If you’re planning a conference, wedding, awards ceremony or other big event, you’ll likely need someone to act as the host or emcee to keep things running smoothly. But what exactly do you call this role? The title used can vary based on the type of event and the specific responsibilities. Here’s a look at some of the common names for event hosts and the duties they typically handle.

Master of Ceremonies (Emcee or MC)
This is one of the most widely used terms for an event host, especially for more formal affairs like fundraising galas, award shows, and conventions. The master of ceremonies acts as a sort of “ringleader” who opens the event with remarks, introduces speakers/presenters, provides transitions between segments, and keeps the agenda moving along its schedule. Emcees may also need to ad-lib, make announcements, or entertain the crowd during lulls with humor, anecdotes or audience engagement.

Event Host
For more casual gatherings like parties, networking mixers or product launches, the person presiding over the festivities may simply be called the “event host.” In addition to duties like welcoming guests and delivering opening/closing comments, event hosts often mingle with attendees, facilitate activities like icebreakers or games, and ensure guests are taken care of from a hospitality standpoint.

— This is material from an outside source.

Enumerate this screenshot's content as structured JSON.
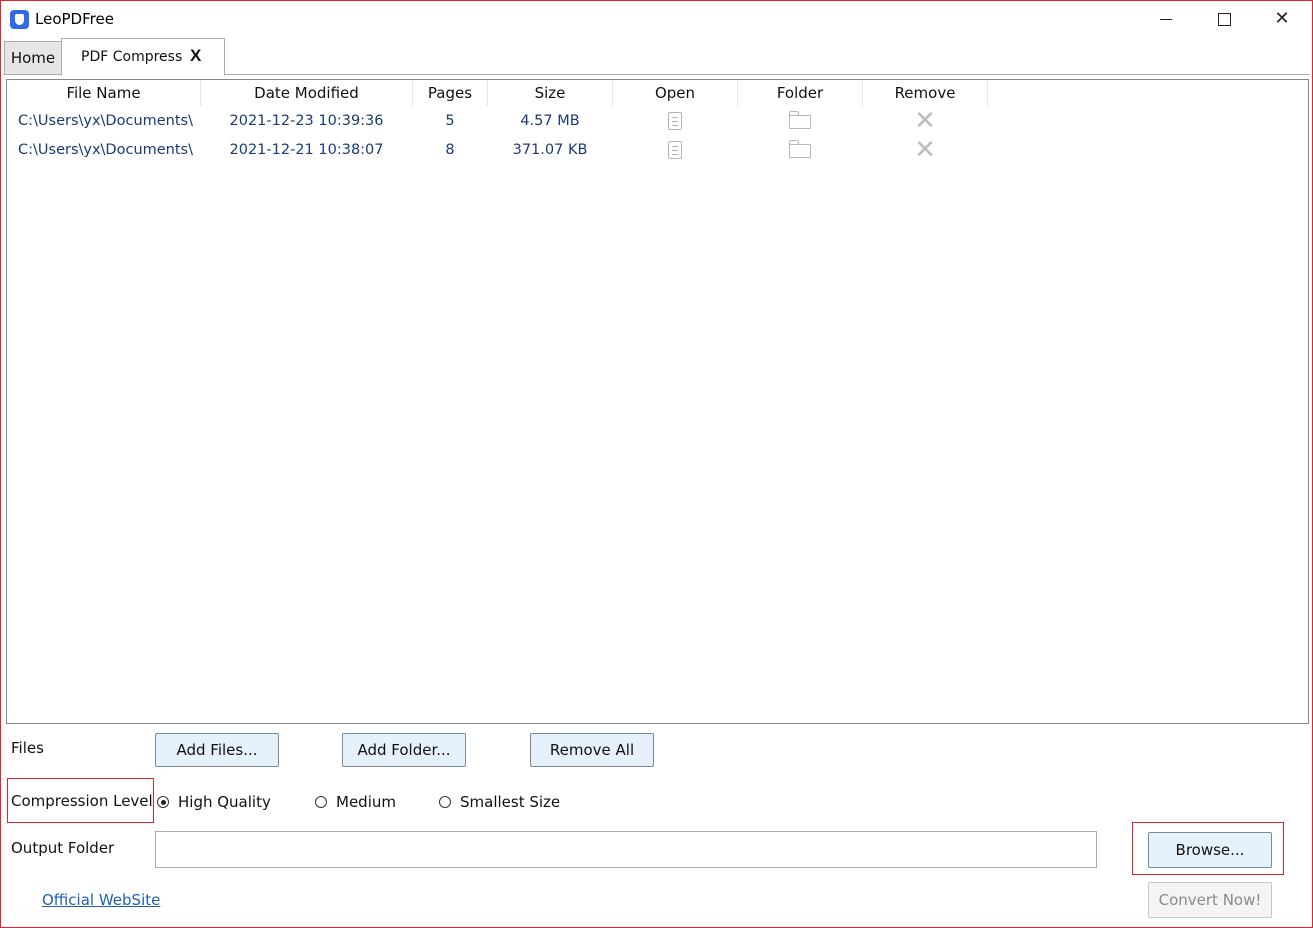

At panel discussions, Q&A sessions or debates, the emcee tasked with guiding the dialogue and keeping the conversation on track will often have the title of moderator. They introduce panelists, ask questions, enforce time limits for responses, and may also field audience inquiries. Moderators have to be skilled at managing group dynamics.

Presenters and keynote speakers can also often act as de facto hosts when delivering longer stretches of remarks or multimedia presentations on the main stage of larger-scale events like conferences. In addition to their speech or keynote content, presenters are responsible for keeping the audience engaged throughout the presentation segment.

During more intimate gatherings like small meetings, workshops or retreats, an event host might be called a facilitator. They ensure productive discussion flows, participants stay focused on the agenda, and skilled facilitation techniques like brainstorming or idea clustering are properly utilized.

For sporting events, competitions or ceremonies with a parade of speakers, the individual introducing each act, speaker or honoree is typically referred to as the announcer. These hosts have voices with strong projection and diction as their main role is clearly delivering names, titles and background information over a mic or PA system.

No matter what specific title an event host goes by, their ultimate role is to act as the face or voice representing the event. They are responsible for keeping activities running on schedule, providing clarity and direction, and creating a cohesive, professionally executed experience for all attendees and participants.